The U.S. Constitution
Bruce Nesmith, Professor of Political Science
April 6, 13, 20, 27

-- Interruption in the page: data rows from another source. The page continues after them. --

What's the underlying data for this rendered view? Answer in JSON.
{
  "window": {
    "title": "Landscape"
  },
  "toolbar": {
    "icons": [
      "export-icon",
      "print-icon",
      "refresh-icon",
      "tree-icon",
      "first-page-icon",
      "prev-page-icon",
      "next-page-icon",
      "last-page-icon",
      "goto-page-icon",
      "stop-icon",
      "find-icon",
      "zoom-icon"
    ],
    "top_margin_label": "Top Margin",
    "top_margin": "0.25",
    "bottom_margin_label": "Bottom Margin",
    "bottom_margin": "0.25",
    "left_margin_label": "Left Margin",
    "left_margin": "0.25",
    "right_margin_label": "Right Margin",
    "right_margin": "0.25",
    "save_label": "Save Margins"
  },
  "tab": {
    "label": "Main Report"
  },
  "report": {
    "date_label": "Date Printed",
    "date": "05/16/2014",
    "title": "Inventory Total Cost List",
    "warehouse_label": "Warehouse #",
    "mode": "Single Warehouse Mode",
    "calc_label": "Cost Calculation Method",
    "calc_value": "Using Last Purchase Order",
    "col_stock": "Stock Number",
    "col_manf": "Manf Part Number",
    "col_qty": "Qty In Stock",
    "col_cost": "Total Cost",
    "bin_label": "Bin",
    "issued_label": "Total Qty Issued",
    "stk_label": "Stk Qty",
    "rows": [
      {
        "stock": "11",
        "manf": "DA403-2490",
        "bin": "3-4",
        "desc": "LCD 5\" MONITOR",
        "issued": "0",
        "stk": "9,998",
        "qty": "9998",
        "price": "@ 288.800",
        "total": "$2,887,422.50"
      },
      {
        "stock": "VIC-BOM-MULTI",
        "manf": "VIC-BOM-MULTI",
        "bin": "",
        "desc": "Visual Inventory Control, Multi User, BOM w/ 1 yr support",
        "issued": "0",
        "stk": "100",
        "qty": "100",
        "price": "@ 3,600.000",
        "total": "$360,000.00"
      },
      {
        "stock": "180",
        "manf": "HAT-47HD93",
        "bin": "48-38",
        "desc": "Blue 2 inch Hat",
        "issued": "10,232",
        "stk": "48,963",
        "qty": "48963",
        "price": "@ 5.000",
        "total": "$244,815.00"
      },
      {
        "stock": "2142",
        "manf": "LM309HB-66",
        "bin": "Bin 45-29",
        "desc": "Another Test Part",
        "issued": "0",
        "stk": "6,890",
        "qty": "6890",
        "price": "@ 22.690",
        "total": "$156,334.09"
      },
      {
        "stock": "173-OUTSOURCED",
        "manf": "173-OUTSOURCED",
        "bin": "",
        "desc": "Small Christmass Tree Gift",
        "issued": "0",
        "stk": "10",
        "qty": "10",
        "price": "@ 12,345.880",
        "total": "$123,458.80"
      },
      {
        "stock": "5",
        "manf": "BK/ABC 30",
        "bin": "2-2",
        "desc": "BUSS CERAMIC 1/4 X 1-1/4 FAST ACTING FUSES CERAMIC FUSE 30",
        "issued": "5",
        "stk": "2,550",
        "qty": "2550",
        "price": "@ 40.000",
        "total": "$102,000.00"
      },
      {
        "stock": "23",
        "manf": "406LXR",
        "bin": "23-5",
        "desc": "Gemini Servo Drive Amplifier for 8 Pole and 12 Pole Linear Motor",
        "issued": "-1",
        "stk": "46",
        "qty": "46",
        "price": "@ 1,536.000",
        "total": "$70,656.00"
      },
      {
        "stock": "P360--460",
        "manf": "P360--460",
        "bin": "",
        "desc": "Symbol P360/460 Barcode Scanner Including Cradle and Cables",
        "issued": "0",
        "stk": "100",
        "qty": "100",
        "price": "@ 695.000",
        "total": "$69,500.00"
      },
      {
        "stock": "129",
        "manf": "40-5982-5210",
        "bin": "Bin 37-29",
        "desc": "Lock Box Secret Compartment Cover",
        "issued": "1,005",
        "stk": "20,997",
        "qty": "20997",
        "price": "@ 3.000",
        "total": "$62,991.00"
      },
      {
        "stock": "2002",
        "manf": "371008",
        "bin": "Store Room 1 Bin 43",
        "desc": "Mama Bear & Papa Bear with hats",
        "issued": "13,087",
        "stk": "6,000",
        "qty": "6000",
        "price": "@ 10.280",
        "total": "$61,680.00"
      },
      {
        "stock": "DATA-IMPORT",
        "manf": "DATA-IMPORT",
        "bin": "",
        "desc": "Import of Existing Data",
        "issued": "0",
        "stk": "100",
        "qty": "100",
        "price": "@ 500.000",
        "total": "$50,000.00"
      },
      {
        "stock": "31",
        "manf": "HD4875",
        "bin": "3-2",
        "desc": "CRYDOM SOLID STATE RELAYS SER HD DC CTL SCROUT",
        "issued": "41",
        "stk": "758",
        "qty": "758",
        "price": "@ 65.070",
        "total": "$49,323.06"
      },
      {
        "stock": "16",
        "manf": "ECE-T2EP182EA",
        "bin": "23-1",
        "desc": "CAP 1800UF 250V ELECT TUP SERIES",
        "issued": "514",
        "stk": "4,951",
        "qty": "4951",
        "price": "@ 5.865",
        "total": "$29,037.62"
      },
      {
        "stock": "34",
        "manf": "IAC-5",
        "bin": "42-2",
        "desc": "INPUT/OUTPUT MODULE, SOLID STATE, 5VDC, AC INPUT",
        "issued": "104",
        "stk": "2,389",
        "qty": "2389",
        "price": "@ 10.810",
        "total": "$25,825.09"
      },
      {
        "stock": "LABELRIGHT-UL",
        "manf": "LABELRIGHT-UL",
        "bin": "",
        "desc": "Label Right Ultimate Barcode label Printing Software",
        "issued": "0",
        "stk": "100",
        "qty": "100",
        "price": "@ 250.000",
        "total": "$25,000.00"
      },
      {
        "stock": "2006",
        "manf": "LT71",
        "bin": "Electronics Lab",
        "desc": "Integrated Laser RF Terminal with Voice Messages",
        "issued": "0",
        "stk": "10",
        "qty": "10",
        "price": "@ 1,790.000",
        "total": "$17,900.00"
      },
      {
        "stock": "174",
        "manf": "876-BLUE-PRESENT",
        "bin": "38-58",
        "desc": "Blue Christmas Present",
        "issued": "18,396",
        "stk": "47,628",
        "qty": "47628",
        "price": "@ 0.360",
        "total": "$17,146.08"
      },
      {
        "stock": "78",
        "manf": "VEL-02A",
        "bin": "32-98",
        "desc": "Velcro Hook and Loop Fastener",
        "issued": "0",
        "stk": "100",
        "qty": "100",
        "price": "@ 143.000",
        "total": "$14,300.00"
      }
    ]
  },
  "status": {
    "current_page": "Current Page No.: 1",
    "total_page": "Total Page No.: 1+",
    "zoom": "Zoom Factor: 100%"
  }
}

The United States is governed by its Constitution, the country’s basic system of law since 1789, making it the oldest national constitution still in existence. Neither sacred text nor outmoded artifact of the United States’ agrarian past, the US Constitution today functions as a guide to politics and government: it describes positions, articulates essential principles and establishes boundaries. During this four-week forum, Professor of Political Science Bruce Nesmith will discuss the historical origins and “living” nature of the U.S. Constitution. The first two sessions will explore the context in which the Constitution was written, including the history of the early United States, what brought the authors to the 1787 constitutional Convention and the currents of thought they shared and the precedents upon which they drew. We will discuss some of the key issues at the center of the discussions in 1787: the power of the national government, state representation in Congress, selection of officers, the creation of the presidency and approaches to protection of individual rights. In the third week, we will assess the degree to which such issues were resolved in the text of the Constitution. The final session will consider how the Constitution has changed in the years since it went into effect, through the formal amendment process as well as changes in custom and tradition that adapted to changing times.